December 17, 2014


The minister responsible for keeping Hungary’s deficit to under 3.0 percent of GDP and reducing the country’s national debt has submitted last-minute bills to parliament that would allow for hundreds of billions of forints in taxes to be diverted from public coffers to sport associations in an opaque manner.  Why he would do so is difficult to fathom, especially in light of massive spending cuts to education, health care and social services.

A number of sports associations are run by prominent Fidesz politicians and their associations.  Perhaps they hold the answer to this myserty.

The Hungarian parliament is due to adopt a series of last-minute bills today, including a so-called “salad bill” submitted by Mihály Varga, Minister for National Economy, purporting to “regulate the use of public monies”.

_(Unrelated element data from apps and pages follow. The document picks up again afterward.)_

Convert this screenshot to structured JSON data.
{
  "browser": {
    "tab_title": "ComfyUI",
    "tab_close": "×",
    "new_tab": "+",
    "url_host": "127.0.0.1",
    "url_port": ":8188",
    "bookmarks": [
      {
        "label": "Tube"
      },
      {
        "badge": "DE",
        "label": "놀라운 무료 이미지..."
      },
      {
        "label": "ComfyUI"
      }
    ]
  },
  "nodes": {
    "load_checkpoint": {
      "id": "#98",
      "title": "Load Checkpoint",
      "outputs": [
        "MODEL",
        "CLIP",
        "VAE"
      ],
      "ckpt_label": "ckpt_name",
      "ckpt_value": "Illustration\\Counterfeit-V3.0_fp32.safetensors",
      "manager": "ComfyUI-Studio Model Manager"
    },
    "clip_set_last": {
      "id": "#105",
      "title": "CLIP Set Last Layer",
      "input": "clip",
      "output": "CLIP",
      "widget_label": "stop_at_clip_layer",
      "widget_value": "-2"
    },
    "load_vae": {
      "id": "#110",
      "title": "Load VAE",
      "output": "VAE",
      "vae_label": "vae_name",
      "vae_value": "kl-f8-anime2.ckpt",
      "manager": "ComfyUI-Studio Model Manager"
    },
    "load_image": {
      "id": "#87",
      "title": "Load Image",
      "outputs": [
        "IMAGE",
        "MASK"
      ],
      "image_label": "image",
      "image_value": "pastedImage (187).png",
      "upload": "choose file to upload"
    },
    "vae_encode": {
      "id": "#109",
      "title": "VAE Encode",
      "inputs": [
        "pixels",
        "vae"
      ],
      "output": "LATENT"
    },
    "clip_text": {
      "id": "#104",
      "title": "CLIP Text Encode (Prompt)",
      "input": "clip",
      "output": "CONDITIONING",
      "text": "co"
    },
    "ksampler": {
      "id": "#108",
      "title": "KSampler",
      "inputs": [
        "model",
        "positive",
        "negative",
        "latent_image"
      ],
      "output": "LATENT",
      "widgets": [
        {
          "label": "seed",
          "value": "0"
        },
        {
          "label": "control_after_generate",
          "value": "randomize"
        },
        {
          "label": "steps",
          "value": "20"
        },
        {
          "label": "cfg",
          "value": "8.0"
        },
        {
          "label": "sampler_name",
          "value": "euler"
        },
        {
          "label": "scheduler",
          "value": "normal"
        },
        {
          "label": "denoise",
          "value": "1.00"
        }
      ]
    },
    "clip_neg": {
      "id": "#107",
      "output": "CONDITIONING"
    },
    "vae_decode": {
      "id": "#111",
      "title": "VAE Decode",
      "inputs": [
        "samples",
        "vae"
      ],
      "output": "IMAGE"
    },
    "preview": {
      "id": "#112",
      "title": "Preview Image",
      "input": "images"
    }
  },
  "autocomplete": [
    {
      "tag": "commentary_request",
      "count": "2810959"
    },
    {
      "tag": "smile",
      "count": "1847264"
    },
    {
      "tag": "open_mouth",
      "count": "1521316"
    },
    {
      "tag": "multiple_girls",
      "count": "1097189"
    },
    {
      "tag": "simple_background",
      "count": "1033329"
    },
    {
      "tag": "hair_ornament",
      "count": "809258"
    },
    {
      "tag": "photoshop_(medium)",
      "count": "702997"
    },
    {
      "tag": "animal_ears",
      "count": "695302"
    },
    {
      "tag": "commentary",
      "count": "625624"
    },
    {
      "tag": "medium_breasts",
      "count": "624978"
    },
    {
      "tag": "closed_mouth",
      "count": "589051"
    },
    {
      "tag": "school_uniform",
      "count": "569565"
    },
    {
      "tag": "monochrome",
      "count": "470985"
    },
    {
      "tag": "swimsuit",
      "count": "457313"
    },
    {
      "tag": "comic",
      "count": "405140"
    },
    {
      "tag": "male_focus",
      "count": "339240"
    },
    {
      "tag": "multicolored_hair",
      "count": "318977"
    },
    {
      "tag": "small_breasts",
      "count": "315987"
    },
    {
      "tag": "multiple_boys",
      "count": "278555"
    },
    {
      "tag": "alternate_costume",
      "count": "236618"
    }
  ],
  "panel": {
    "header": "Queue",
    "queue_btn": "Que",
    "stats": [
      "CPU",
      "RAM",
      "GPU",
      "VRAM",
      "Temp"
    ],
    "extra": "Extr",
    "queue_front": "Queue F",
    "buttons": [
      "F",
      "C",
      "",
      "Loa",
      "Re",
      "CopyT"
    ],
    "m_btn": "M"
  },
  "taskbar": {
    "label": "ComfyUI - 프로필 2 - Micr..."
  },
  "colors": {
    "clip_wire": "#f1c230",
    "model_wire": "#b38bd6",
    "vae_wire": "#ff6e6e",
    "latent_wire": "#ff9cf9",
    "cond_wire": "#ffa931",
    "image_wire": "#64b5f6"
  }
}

Having passed a budget on Monday that provides for sport associations to receive HUF 54 billion from corporations in the form of 100 percent tax-deductible donuations, Varga now proposes to modify laws regulating this so that the beneficiary associations needn’t disclose how much they received or how it was spent.

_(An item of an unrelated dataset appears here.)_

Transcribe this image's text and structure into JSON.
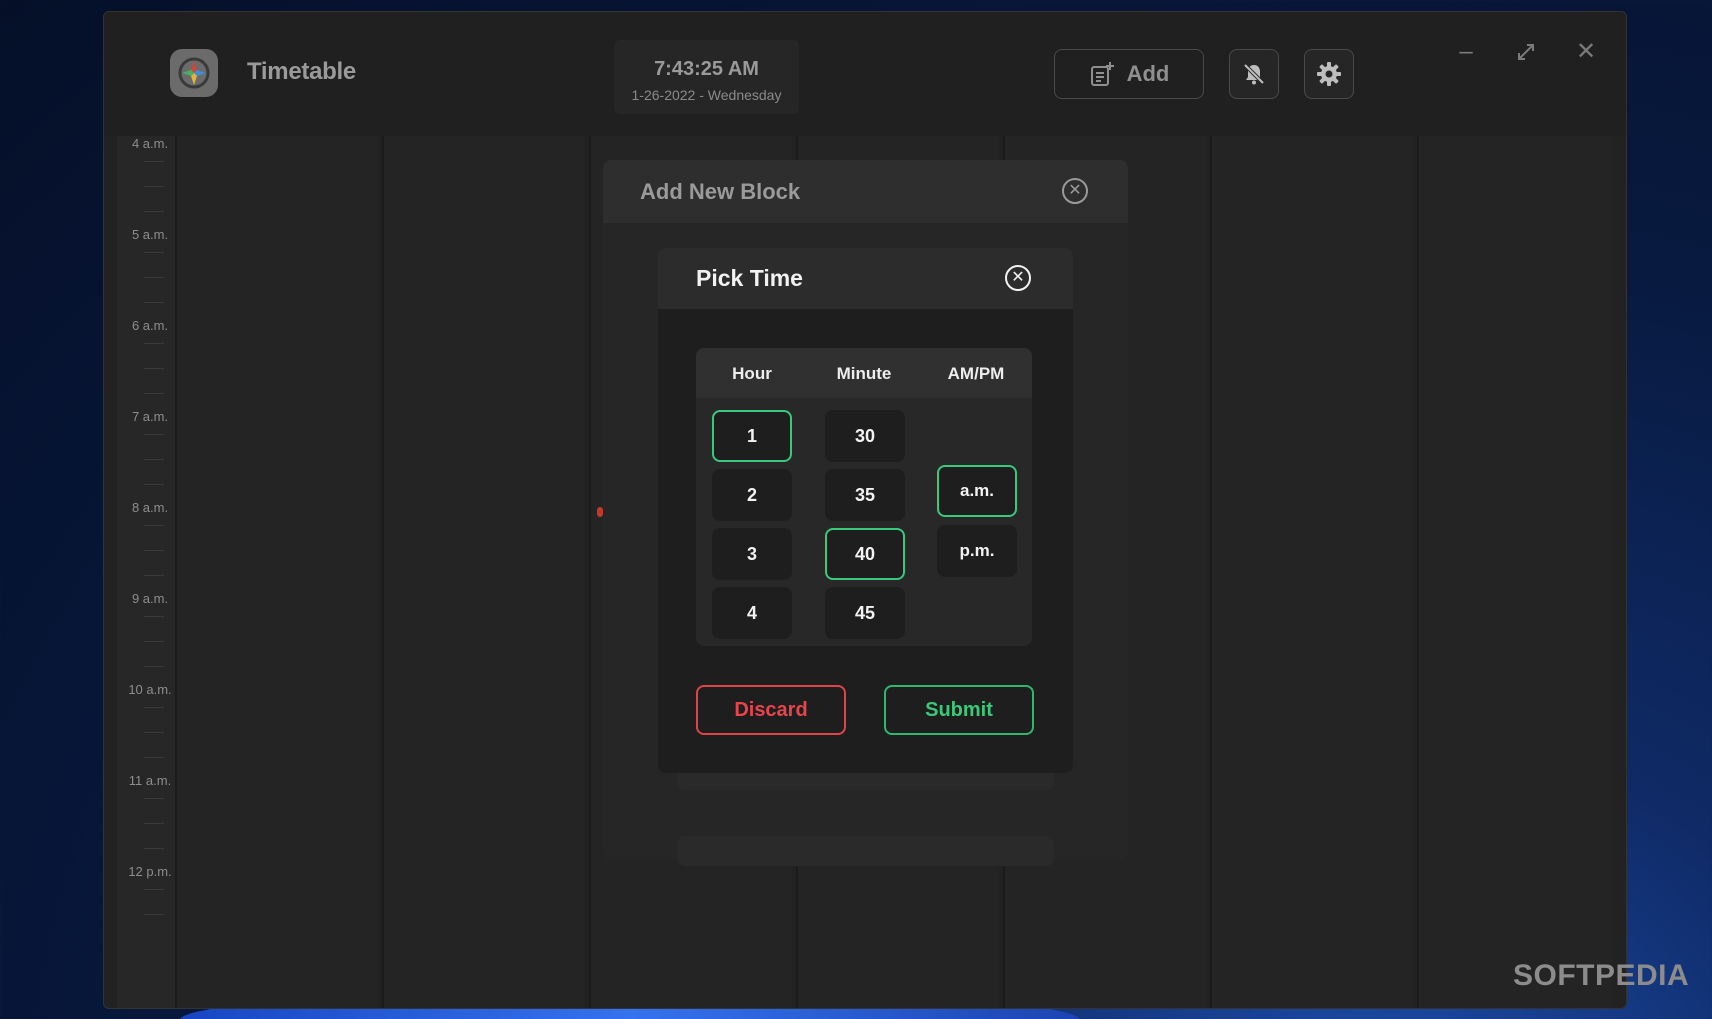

Varga has also proposed to modify rules regulating on-line gambling so as to require licensed operators to conclude agreements with sports associations prior to taking bets on sporting events.  He proposes that any fees or royalties be deducted from gambling taxes they are already required to pay.

Daily economic online points out that Hungary’s two authorized casino and on-line gambling operators, Andy Vajna and Gábor Szima Jr., are allowed to deduct certain fees from their taxable income.  Socialist MPs Tamás Harangozó and Bertalan Tóth believe the real purpose of the agreements is to divert tax revenues from the public purse to sporting associations and “to the pockets of certain exceptional individuals”.

As in the case of corporate donations, sport associations will not be required to disclose the contents of these agreements to the public, nor account for the use of any funds received in this manner. The reason offered for this by the bill’s framers is that sport associations are civil organizations and that, for this reason information, about their operations and contracts needn’t be made public.

Harangozó and Tóth believe the proposed modifications mean gaming operators will not be required to disclose the terms of contracts concluded with sport organizations.  LMP co-chair András Schiffer believes the proposed changes serve the interests of a small circle of businessmen with close ties to Fidesz.